Food for thought

Food for thought

What role does Turkey think of for itself? Does it foresee a “leading country in the region” role? Does it want to play an even greater role in its area? Does Turkey want a role as a member of the European family? Or does it want “precious isolation”? Difficult to answer, is it not?

Turkey, with its growing economy at a time when the European Union is passing through or just coming out of economic dire straits, might well lose its appetite for the EU. Many recent polls indicate, however, that while the official Turkey might not be as interested in EU membership as it was a couple of years ago, the unhappy social democrats, liberals and even conservatives who are scared at the prospect of authoritarianism at home appreciate secular democratic governance and want Turkey firmly anchored in the West. That means that not only support for the EU, but also appreciation of NATO is on the increase among Turks.

Still, does Turkey want to be part of a coalition of countries, or want to play the game alone in its troubled region? If it decides to be part of a “coalition of the willing” or such a proactive alliance, will it be possible for Ankara to abandon its own sensitivities and thus security priorities and lend support to non-governmental groupings in a manner that boosts their fighting power? Even though Ankara may no longer want to consider certain groups as separatist terrorists or accomplices to terrorist acts, is there not a possibility of Ankara-trained and armed “mild terrorists” attacking Ankara and its interests in the end? If the cost of being part of the “European” or “Western” family requires walking such an adventurist road, will Turkey walk it, and where will it lead?

Turkey’s attempt to mend fences with its ethnic Kurdish population by reaching some sort of an agreement with the separatist Kurdistan Workers’ Party (PKK) gang is appreciated in the West as a major step in the right direction. To some degree, those steps have helped change Turkey’s perception. However, despite all efforts to use the attack on Kobane by the Islamic State of Iraq and Levant (ISIL) as an excuse, did not the same Kurdish gang and its civilian political extension rehearse an uprising in protests recently, devastating public property in 34 cities and murdering 42 people?

Right, Turkey has decided to open its border crossing and allow some 200 northern Iraqi Peshmerga to cross into Syria with their weaponry and help the defense of Kobane. So will the problem be over with the Peshmerga helping out in the defense of Kobane? Is Kobane the only town under the ISIL threat? What about other Syrian or Iraqi Kurdish, Arab or Turkmen settlements under ISIL attack, or already occupied by the gang? Will Turkey allow some paramilitary elements from other countries cross into its neighbors and help settlements besieged by ISIL?

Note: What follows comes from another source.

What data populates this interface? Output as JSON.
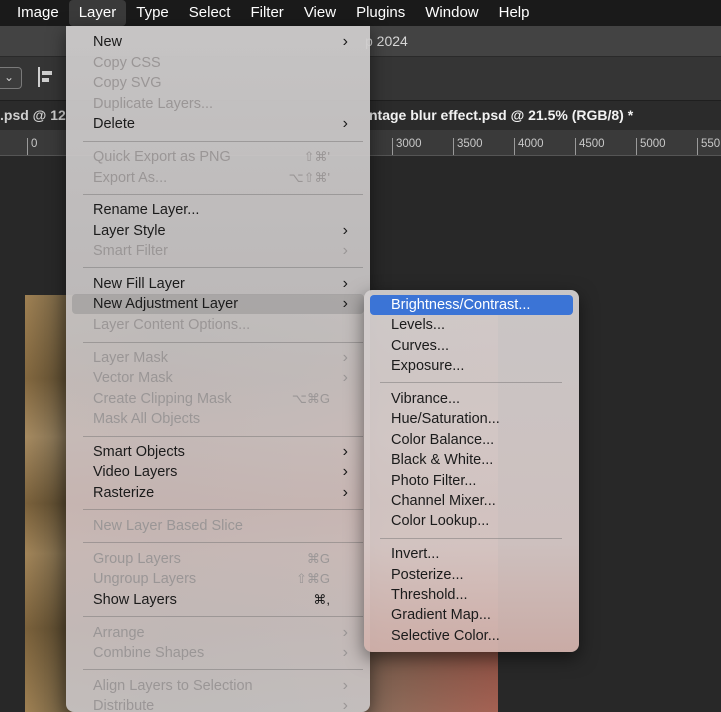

ISIL is, of course, the greatest defamation challenge that Islam faced in recent times. Such a ruthless gang - involved in all sorts of heinous crimes without sparing toddlers, women or the elderly - is of course a far bigger evil than the PKK, which through the “opening” process has become relatively domesticated. Still, a beast is a beast and none is better than the other. Can the Turkish government accept officious Western advice and help one beast to fight the other beast? If opening the border gate and allowing 200 Peshmerga to help the Kobane defense is a domestic political risk as well as a security threat, what if such “exceptions” become routine?

Aerial bombardments might help contain ISIL for a while, but at the end of the day a land operation will become a must to eradicate the beast. Who will do it? Turkey alone? Together with the Americans and the West? Will they ever have boots on the ground? What about Bashar al-Assad being given a place in plans for the future of the region and to help eradicate ISIL for the good of everyone? Will Turkey’s tall man agree to remove al-Assad from the target board?

Sometimes, food for thought becomes far more delicious than food on the plate, even if it is prepared by an eminent chef. A dinner hosted by Yalçın Zaim, the president of the Board of Trustees of Atılım University and Professor Abdurrahim Özgenoğlu, the rector in honor of Theodora Bakoyannis, the former foreign minister of Greece, led to one such night, when we brain stormed such questions.